We will not know the success of this reintroduction for a number years because of the slow population growth and the secretive nature of the plains hog-nosed snakes.

Regal Fritillary Butterflies 

an orange, white and black butterfly being held in two hands
A Three Rivers staff member holds a regal fritillary butterfly.

The regal fritillary butterfly is the first insect to be reintroduced by Three Rivers. Regal fritillary caterpillars only feed on violet leaves, so prior to releasing the butterflies, the Park District planted 10,000 violet plants in Crow-Hassan to supplement existing violets already on the prairie. 

Wildlife staff collected 20 butterflies in late summer of 2016 from a prairie in southeast Minnesota and released them into the Crow-Hassan prairie. 

The butterflies laid eggs for several weeks after release. 

In summer 2017, staff observed regal fritillaries while conducting surveys across the prairie, but they were not abundant. 

In early July 2018, 143 butterflies were counted on a set transect (area of land chosen for observation) with many more seen away from the transect. This was a ten-fold increase over 2017. We will continue to conduct surveys in the future to assess the growth of the population.

Want to Learn More?

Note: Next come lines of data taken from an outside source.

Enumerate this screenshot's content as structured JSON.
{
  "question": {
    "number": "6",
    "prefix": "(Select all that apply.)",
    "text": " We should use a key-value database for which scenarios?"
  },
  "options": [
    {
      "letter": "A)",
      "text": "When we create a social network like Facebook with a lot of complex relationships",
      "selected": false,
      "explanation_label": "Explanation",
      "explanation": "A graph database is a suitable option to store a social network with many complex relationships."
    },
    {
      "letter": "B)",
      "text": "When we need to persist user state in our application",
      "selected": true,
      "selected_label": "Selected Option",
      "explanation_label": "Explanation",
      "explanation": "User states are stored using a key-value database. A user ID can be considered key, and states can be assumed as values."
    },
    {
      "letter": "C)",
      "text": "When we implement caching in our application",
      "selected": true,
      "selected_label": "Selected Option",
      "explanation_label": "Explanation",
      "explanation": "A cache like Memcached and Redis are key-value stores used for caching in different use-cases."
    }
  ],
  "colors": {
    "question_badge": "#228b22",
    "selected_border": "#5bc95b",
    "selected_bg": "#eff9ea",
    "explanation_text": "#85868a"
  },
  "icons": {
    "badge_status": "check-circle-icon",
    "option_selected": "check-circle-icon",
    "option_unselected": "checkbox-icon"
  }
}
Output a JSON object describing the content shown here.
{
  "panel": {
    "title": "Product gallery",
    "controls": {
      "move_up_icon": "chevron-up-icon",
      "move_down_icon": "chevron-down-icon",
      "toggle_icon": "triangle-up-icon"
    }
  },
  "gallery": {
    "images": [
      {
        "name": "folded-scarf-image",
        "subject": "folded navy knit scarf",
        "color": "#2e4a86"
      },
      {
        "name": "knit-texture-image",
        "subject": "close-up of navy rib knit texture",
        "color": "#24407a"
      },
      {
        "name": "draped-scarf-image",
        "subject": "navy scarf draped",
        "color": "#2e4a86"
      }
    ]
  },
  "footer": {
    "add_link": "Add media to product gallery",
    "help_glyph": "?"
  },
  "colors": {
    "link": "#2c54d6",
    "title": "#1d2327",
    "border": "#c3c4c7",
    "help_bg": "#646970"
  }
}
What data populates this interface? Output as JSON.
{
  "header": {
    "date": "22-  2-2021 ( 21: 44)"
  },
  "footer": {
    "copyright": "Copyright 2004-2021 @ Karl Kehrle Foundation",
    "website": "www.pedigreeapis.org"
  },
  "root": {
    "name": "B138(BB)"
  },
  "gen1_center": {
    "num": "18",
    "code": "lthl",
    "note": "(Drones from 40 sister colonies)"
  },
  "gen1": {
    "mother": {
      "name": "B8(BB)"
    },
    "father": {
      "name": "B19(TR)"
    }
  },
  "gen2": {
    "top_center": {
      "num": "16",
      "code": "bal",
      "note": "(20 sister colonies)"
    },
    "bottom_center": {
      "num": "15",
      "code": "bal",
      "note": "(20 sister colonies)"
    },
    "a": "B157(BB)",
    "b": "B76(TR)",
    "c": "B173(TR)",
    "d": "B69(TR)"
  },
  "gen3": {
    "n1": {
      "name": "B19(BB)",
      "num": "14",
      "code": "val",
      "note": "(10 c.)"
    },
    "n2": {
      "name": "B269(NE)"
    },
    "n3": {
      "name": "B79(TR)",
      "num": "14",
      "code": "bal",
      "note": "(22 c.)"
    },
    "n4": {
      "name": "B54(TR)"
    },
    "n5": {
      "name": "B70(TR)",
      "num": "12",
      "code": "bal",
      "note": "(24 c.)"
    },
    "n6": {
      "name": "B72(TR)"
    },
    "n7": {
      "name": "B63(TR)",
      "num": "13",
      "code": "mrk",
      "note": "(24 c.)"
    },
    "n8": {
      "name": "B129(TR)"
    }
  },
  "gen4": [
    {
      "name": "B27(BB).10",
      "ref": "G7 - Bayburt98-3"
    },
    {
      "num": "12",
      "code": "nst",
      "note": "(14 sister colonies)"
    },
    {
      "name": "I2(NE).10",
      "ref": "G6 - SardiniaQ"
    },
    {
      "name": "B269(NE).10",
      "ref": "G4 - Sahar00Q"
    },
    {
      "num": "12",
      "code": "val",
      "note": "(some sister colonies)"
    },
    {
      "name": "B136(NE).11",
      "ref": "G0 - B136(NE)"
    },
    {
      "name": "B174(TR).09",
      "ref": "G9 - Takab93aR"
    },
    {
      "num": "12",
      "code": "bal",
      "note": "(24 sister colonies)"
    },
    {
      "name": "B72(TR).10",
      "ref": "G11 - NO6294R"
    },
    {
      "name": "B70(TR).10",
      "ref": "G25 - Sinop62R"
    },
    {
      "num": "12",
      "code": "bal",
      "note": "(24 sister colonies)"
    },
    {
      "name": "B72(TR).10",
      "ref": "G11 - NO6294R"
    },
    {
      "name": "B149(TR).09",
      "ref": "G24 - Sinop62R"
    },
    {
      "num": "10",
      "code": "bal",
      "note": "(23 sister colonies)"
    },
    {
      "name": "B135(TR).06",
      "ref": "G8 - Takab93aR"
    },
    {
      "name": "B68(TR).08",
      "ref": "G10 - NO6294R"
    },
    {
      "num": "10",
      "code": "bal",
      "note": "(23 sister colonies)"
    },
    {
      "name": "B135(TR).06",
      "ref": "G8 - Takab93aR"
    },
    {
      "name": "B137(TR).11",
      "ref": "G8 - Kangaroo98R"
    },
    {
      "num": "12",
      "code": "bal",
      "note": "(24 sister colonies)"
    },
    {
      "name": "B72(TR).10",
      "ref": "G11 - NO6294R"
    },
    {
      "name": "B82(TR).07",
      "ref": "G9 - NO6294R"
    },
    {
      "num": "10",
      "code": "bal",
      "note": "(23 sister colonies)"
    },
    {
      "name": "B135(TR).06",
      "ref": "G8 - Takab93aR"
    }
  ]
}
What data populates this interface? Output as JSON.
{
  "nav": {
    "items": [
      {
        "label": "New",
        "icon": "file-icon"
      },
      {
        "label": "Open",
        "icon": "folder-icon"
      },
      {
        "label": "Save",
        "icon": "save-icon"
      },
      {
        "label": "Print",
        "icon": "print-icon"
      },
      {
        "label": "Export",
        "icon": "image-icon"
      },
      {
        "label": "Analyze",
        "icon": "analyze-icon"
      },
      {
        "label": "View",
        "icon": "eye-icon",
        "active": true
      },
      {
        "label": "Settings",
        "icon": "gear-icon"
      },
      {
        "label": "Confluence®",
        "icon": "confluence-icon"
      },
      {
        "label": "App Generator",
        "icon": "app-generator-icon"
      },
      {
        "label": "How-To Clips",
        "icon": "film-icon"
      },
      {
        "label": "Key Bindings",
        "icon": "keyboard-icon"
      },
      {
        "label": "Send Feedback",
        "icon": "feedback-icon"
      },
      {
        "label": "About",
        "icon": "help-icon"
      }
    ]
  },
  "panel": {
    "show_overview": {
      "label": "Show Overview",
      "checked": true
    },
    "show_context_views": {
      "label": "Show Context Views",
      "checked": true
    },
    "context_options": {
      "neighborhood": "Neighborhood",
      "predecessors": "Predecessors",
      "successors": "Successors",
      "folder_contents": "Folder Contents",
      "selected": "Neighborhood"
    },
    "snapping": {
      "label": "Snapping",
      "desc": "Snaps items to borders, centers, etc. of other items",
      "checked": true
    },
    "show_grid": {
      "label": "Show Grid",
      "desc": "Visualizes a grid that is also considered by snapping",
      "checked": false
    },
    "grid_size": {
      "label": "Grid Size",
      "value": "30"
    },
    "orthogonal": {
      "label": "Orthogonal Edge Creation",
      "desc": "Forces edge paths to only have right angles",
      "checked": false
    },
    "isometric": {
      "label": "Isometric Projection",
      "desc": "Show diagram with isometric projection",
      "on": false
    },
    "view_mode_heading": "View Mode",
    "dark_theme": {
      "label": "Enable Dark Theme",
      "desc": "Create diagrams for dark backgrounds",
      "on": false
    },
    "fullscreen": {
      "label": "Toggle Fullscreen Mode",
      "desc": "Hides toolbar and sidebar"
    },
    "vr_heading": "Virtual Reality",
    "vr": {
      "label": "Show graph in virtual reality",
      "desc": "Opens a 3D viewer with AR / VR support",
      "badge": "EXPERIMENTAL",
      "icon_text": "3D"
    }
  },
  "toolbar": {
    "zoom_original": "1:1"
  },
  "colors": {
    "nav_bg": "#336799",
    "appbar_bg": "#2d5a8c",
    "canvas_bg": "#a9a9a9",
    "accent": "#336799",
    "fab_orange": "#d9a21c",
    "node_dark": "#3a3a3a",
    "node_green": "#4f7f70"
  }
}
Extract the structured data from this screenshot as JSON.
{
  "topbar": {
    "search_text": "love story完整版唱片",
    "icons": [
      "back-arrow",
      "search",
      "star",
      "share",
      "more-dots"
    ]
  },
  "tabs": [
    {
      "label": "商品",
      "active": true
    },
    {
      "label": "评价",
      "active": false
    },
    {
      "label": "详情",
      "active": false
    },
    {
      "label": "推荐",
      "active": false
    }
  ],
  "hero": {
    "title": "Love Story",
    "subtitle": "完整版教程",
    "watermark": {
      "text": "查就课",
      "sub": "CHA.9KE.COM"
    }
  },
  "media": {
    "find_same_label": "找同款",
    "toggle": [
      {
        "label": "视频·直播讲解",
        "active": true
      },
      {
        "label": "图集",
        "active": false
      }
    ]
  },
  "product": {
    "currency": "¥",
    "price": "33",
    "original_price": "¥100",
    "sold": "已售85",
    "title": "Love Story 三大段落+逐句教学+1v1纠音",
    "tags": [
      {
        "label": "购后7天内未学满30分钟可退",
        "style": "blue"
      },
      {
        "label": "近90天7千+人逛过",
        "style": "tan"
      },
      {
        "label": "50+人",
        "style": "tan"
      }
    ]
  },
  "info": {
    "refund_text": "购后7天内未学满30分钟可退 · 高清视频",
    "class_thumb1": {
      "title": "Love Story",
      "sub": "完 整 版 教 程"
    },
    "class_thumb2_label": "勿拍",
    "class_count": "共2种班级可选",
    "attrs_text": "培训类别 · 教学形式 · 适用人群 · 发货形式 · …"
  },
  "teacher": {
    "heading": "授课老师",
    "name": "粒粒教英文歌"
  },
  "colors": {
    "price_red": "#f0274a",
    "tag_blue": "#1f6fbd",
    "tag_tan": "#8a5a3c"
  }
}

Next time you’re out in the parks, notice the wildlife around you and see if you can spot a reintroduced species. If you happen upon a regal fritillary, an osprey or even some Canada geese, consider yourself lucky; there was a time when they were nowhere to be found. 

Interested in learning more about species reintroduction? The Three Rivers website offers more information on species reintroduction in the Park District. Look for more detailed reintroduction accounts in future blog posts.

About the Author

 a man in a hat and tan collared shirt holding a turtle upside down and pointing to it's underbelly.

John Moriarty is the Senior Manager of Wildlife at Three Rivers Park District and has been with the Park District for 15 years. He has been involved in many of the wildlife restoration efforts and initiated the snake and butterfly efforts. John has led several projects to increase prairie habitat in the Park District. John likes exploring natural areas and looking for all types of plants and animals, but especially turtles.

Related Blog Posts

What Is Environmental Stewardship to You?

By: Laura Jarriel Andrea Breitung

August 01, 2018

Learn what the Three Rivers blog is about and start to ask yourself what environmental stewardship means to you.

July 31, 2018

Have you ever wondered what a monarch tag is or why we tag monarch butterflies? Read on to discover more about these beautiful insects and their incredible 2,000-mile migration.

Subscribe

Stay inspired. Sign up for weekly blog notifications.

* indicates required